Manchester United do not have their pick of the players in the transfer market anymore and that will continue to be the case so long as Ed Woodward continues to oversee their business.
That is the view of former United and England right-back Paul Parker, who is already dreading the January window as Woodward looks set to conduct matters once again after rumours a new Technical Director would be appointed to help the executive vice-chairman have failed to materialise.
Paddy Power have identified former United goalkeeper Edwin Van der Sar as the 2/1 favourite to be the club’s next Technical Director, should they appoint one, with RB Leipzig head of recruitment Paul Mitchell (5/1) also mooted as a potential candidate.
Next Man Utd Technical Director Odds
|Edwin Van der Sar||2/1|
|£20 Risk Free First Bet||Claim Bonus||New customers only, limited to one per person. If you’ve previously had a Paddy Power account, you will not qualify for the offer. Place your first bet on any Sportsbook market and if it loses we will refund your stake in CASH. Max refund for this offer is £/€20. Only deposits made using Cards or Paypal will qualify for this promotion. T&Cs apply.|
Given the lack of arrivals compared to departures in the summer, January is a hugely important transfer window for United, but faith in Woodward’s ability to identify and sign the right players is at an all-time low among the fanbase.
The club’s owners, the much-maligned Glaziers, appear to be content with Woodward’s performance, but fans – more concerned about on-field results than the company’s balance sheet – have been calling for change.
Former full-back Parker feels their frustration, suggesting the commercially-savvy Woodward is clueless when it comes to closing out a deal that is in the best interests of the team.
“Every professional club has got an Ed Woodward, without a shadow of a doubt,” he told Bookmakers.co.uk. “You need somebody who is experienced and clever at marketing and accounting – all the sort of stuff you can’t expect a team manager to do to a maximum standard.

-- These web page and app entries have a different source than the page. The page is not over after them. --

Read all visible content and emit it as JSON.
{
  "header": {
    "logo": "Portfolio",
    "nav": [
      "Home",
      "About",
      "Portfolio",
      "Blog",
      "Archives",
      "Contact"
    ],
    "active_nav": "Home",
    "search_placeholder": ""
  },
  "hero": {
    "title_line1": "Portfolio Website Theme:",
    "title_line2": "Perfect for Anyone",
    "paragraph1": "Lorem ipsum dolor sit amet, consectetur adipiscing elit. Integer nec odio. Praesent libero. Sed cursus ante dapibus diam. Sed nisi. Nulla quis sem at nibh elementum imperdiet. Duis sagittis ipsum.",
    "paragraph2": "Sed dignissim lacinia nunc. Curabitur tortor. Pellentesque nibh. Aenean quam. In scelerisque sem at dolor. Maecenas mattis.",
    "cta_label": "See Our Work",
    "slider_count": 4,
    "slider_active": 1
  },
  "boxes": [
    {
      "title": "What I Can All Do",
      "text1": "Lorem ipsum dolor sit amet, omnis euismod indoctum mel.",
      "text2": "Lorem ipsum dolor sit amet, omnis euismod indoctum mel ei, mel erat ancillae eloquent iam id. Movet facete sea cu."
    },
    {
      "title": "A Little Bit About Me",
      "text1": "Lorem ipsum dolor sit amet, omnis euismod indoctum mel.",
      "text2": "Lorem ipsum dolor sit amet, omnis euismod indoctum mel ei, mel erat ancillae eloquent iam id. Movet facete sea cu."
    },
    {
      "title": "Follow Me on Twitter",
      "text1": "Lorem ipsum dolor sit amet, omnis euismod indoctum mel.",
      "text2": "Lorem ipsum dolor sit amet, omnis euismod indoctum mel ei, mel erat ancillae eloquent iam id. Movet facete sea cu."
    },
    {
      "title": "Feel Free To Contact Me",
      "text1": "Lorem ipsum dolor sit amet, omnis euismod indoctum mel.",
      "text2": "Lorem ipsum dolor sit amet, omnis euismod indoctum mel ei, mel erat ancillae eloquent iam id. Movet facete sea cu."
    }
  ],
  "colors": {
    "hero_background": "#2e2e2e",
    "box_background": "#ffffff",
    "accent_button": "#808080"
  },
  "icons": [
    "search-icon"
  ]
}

“But what’s different about other clubs from United is that most of them don’t have their executive vice-chairman – their Woodward figure – getting involved in the buying and selling of players.
“Executives picking and choosing who the club buys is not what they’re good at. The biggest strength in football is knowing what you’re good at, and knowing what you’re not good at.

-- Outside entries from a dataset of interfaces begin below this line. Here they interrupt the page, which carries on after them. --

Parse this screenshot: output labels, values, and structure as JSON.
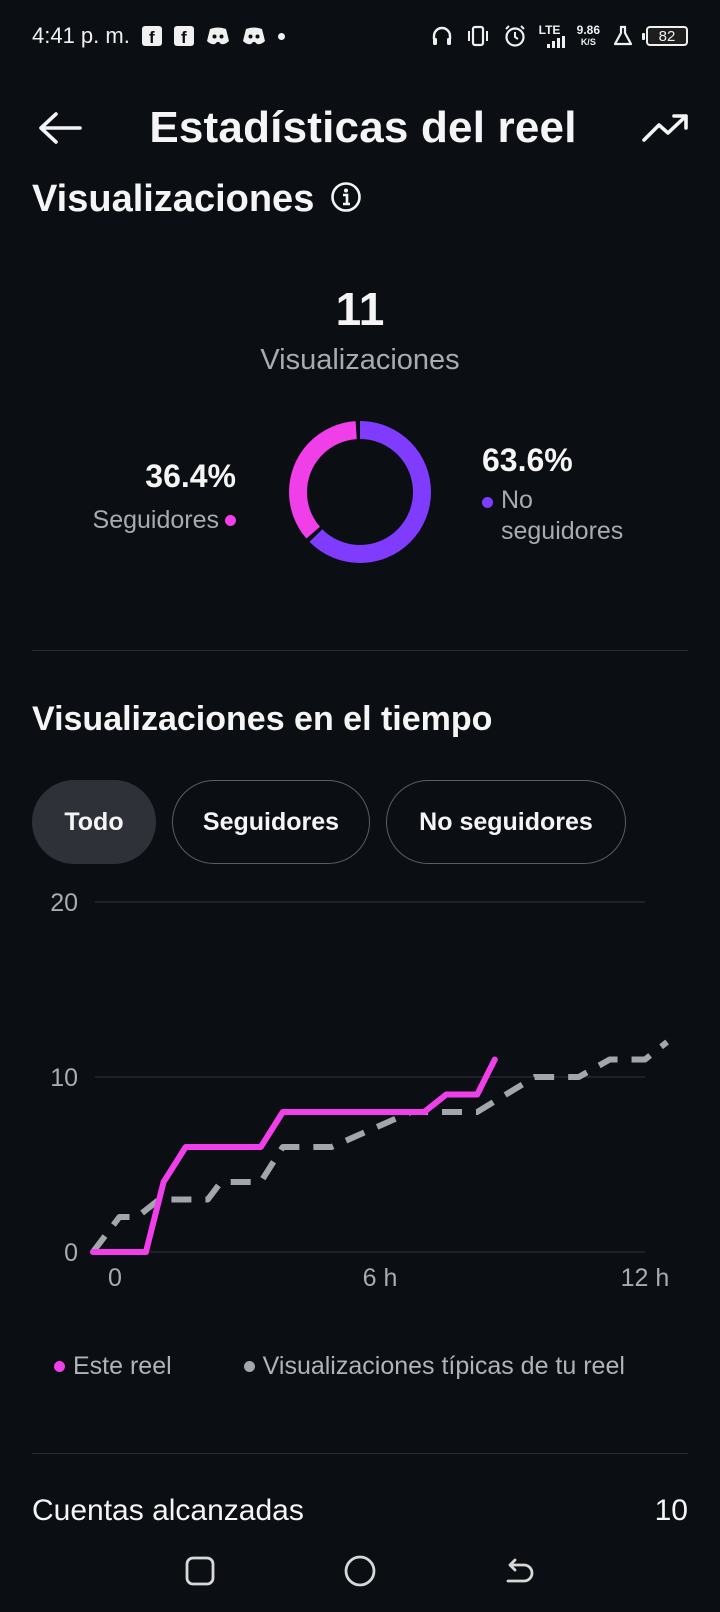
{
  "status_bar": {
    "time": "4:41 p. m.",
    "lte": "LTE",
    "net_speed_value": "9.86",
    "net_speed_unit": "K/S",
    "battery": "82",
    "icons": [
      "facebook-icon",
      "facebook-icon",
      "discord-icon",
      "discord-icon",
      "dot-icon",
      "headphones-icon",
      "vibrate-icon",
      "alarm-icon",
      "signal-icon",
      "flask-icon",
      "battery-icon"
    ]
  },
  "header": {
    "title": "Estadísticas del reel",
    "back_icon": "arrow-left-icon",
    "trend_icon": "trending-up-icon"
  },
  "views": {
    "section_title": "Visualizaciones",
    "info_icon": "info-icon",
    "total": "11",
    "total_label": "Visualizaciones",
    "followers_pct": "36.4%",
    "followers_label": "Seguidores",
    "non_followers_pct": "63.6%",
    "non_followers_label_1": "No",
    "non_followers_label_2": "seguidores",
    "followers_fraction": 0.364,
    "non_followers_fraction": 0.636
  },
  "colors": {
    "followers": "#f03ee8",
    "non_followers": "#7f3cff",
    "this_reel": "#f03ee8",
    "typical": "#a3a6ac",
    "background": "#0b0e13",
    "grid": "#2a2d33"
  },
  "time_section": {
    "title": "Visualizaciones en el tiempo",
    "chips": [
      {
        "label": "Todo",
        "active": true
      },
      {
        "label": "Seguidores",
        "active": false
      },
      {
        "label": "No seguidores",
        "active": false
      }
    ]
  },
  "chart_data": {
    "type": "line",
    "y_ticks": [
      "0",
      "10",
      "20"
    ],
    "x_ticks": [
      "0",
      "6 h",
      "12 h"
    ],
    "ylim": [
      0,
      20
    ],
    "xlim": [
      0,
      12
    ],
    "grid": true,
    "legend_position": "bottom",
    "series": [
      {
        "name": "Este reel",
        "style": "solid",
        "points": [
          [
            -0.5,
            0
          ],
          [
            0.7,
            0
          ],
          [
            1.1,
            4
          ],
          [
            1.6,
            6
          ],
          [
            3.3,
            6
          ],
          [
            3.8,
            8
          ],
          [
            7.0,
            8
          ],
          [
            7.5,
            9
          ],
          [
            8.2,
            9
          ],
          [
            8.6,
            11
          ]
        ]
      },
      {
        "name": "Visualizaciones típicas de tu reel",
        "style": "dashed",
        "points": [
          [
            -0.5,
            0
          ],
          [
            0.1,
            2
          ],
          [
            0.5,
            2
          ],
          [
            1.0,
            3
          ],
          [
            2.1,
            3
          ],
          [
            2.4,
            4
          ],
          [
            3.3,
            4
          ],
          [
            3.8,
            6
          ],
          [
            4.9,
            6
          ],
          [
            6.7,
            8
          ],
          [
            8.2,
            8
          ],
          [
            9.5,
            10
          ],
          [
            10.5,
            10
          ],
          [
            11.2,
            11
          ],
          [
            12.0,
            11
          ],
          [
            12.5,
            12
          ]
        ]
      }
    ]
  },
  "reach": {
    "label": "Cuentas alcanzadas",
    "value": "10"
  },
  "nav": {
    "recents_icon": "square-icon",
    "home_icon": "circle-icon",
    "back_icon": "back-arrow-icon"
  }
}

“Ed Woodward knows his accounting and his marketing, but the one thing he doesn’t know is football, yet he can’t accept or admit that. I get the feeling he loves speaking to all these big names in football, he thrives on it, but it’s doing the club no good on the football field.”
Woodward’s Expensive Errors
With expensive mistakes such as Angel Di Maria, Alexis Sanchez and arguably Paul Pogba, Parker believes United have been overlooking the simplest attribute when identifying their transfer targets.
“The one thing Woodward seems to forget when choosing a player is perhaps the most important trait – a player’s personality,” he added.
“Before you spend big money on a player, you have to know them inside out. Not how good a player he is or can be, not how many shirts he’ll sell. What are they like as a person? Will they be able to fit into the Manchester United dressing room?
“That’s been the club’s biggest problem, getting in the players with the right mentality to succeed at Manchester United. These past seven or so years under Woodward’s tenure have been a nightmare, if I’m honest. He hasn’t got much right.”
According to a Financial Times report, Manchester United PLC projected that revenues would be £560m-£580m this season, which would be the club’s first fall in income for over a decade.
Parker, who played a role in the club’s commercial rise by winning two Premier League titles in a five-year spell in the 1990s, is fearful the club could lose its global appeal if they continue to punch below their weight.
“United’s fortunes all depend on what is happening upstairs,” he said. “It’s no longer a case of what’s happening downstairs with management and the players.
“Sales is sales and marketing is marketing. But if what you’re trying to market isn’t very good, then people won’t throw money at it. I think that’s what’s happening at United right now, and they have to be very careful about how they proceed because the Asian market – where United have a lot of fans – are not the most loyal and will switch allegiance to a better team at the flick of a switch.
“If it gets to that point, then the club will find it very hard to retain this enormous global fanbase they’ve amassed throughout the Alex Ferguson years.”
Man Utd’s Top Four Hopes
Meanwhile, on the field, Ole Gunnar Solskjaer’s side are through to the knock-out stages of the Europa League and have moved up to seventh in the Premier League table after back-to-back wins, making a grim start to the season appear a little merrier.
Their top-four odds have only improved ever so slightly – from 5/1 to 9/2 – and Parker accepts it’s a tall order unless they can finally get a transfer window absolutely spot on.
He said: “For United to finish in the top four this season, they’d have to do some serious spending in January and then hope that each of those signings just so happens to hit the ground running and delivers week-in-week-out.
“I don’t know who those players might be – it’s not my job to find out who is the right fit – but what I do know is that they need a central midfielder and a centre-forward.
“Players with energy, a football brain and improvisation – but only if they have the mental capacity to play for Manchester United.
“If they end up with another Alexis Sanchez on their hands, then they can forget about it.”